Overtimes provide suspenseful fairness by giving both teams equal opportunities with the game on the line.


While football may appear chaotic to casual fans, meticulous timing rules maintain structured game flow. Quarters, play clock, game clock, timeouts, replay delays, untimed downs, and overtime all govern the gridiron. Mastering football’s unique time system unlocks strategic possibilities for coaches while keeping contests competitive. Timing also builds excitement among fans as the clock ticks perilously down in close games. Every timed element chips in to make football dramatic must-watch television.

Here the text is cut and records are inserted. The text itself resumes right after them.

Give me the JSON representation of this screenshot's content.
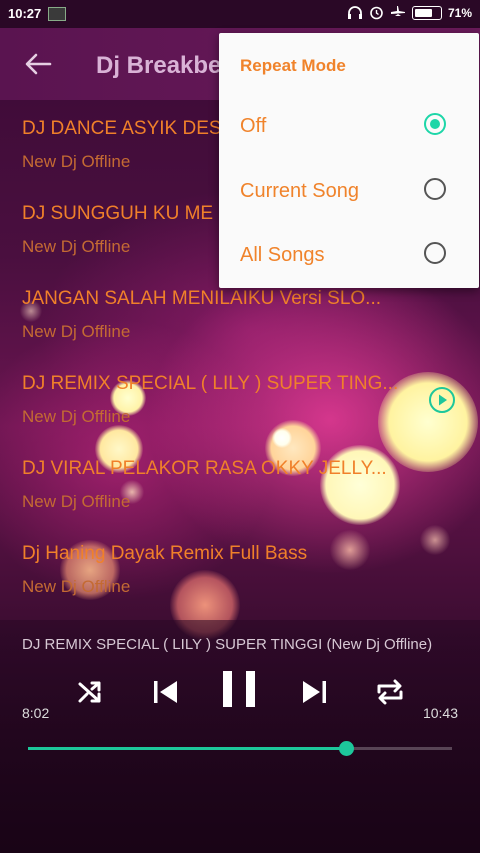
{
  "status_bar": {
    "time": "10:27",
    "battery": "71%"
  },
  "toolbar": {
    "title": "Dj Breakbe"
  },
  "songs": [
    {
      "title": "DJ DANCE ASYIK DES",
      "subtitle": "New Dj Offline"
    },
    {
      "title": "DJ SUNGGUH KU ME",
      "subtitle": "New Dj Offline"
    },
    {
      "title": "JANGAN SALAH MENILAIKU Versi SLO...",
      "subtitle": "New Dj Offline"
    },
    {
      "title": "DJ REMIX SPECIAL ( LILY ) SUPER TING...",
      "subtitle": "New Dj Offline"
    },
    {
      "title": "DJ VIRAL PELAKOR RASA OKKY JELLY...",
      "subtitle": "New Dj Offline"
    },
    {
      "title": "Dj Haning   Dayak Remix  Full Bass",
      "subtitle": "New Dj Offline"
    }
  ],
  "repeat_menu": {
    "title": "Repeat Mode",
    "options": [
      {
        "label": "Off",
        "selected": true
      },
      {
        "label": "Current Song",
        "selected": false
      },
      {
        "label": "All Songs",
        "selected": false
      }
    ]
  },
  "player": {
    "now_playing": "DJ REMIX SPECIAL ( LILY ) SUPER TINGGI (New Dj Offline)",
    "elapsed": "8:02",
    "duration": "10:43",
    "progress": 0.75
  },
  "colors": {
    "accent": "#1dc79b",
    "song_title": "#f0802a",
    "menu_text": "#f0832b"
  },
  "icons": {
    "back": "arrow-left-icon",
    "shuffle": "shuffle-icon",
    "previous": "skip-previous-icon",
    "pause": "pause-icon",
    "next": "skip-next-icon",
    "repeat": "repeat-icon",
    "playing": "play-circle-icon"
  }
}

Next time you watch a big football game, keep your eyes trained on the clock as an invisible key player!

Here are some additional frequently asked questions about football timing rules:

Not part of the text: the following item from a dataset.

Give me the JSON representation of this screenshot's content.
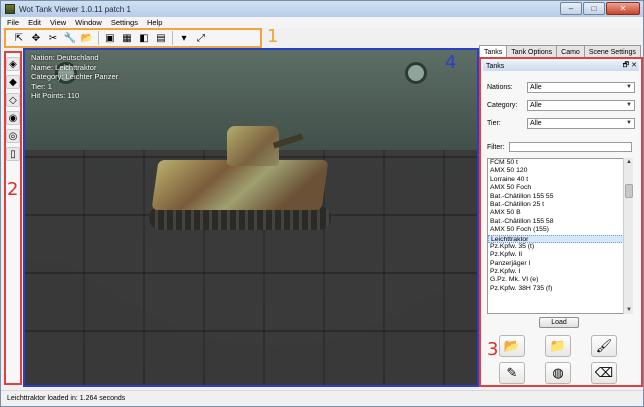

How long is each quarter in professional football?

NFL quarters are 15 minutes of game time each. But thanks to the clock stopping between plays, quarters typically take between 30-40 real-time minutes to finish.

What happens if a game is tied at the end of regulation time?

The NFL proceeds to overtime consisting of a 10 minute sudden death period to determine the winner. Meanwhile, college and high school games use multiple overtime series starting from the 25 yard line until one team leads.

Why does the play clock reset after penalties?

Resetting play clock after penalties provides the offense time to regroup after the foul disrupted the previous down. This ensures adequate time to line up properly post-penalty.

Can you stop the game clock without using a timeout?

Yes, completing a pass inbounds, running out of bounds, penalties, scores, turnovers, quarter changes, and the two minute warning all temporarily pause the game clock without using a charged timeout.

What happens if you run out of timeouts in a half?

With no timeouts left, teams lose the ability to stop the clock outside of the other scenarios above. This prevents teams from strategic clock stoppages late in close games if they used timeouts too liberally earlier.


Categories: Football


  • Tom Eddy

    Tom Eddy is the founder and CEO of Poll Position, a leading sports news and opinion website. Eddy founded Poll Position driven by a vision of creating an innovative digital media brand focused exclusively on sports journalism. Under Eddy's leadership, Poll Position has grown from a solo blog into one of the most visited online destinations for sports coverage.


Subscribe to our free newsletter.

Related Posts

View all
  • College mascots represent school pride on gamedays but sometimes deliver […]

    Continue reading
  • Familiar to fans as the gridiron canvas where the drama […]

    Continue reading
  • Linebackers play a crucial role in football defenses as versatile […]

    Continue reading
  • The tight end position uniquely blends attributes of offensive linemen […]

    Continue reading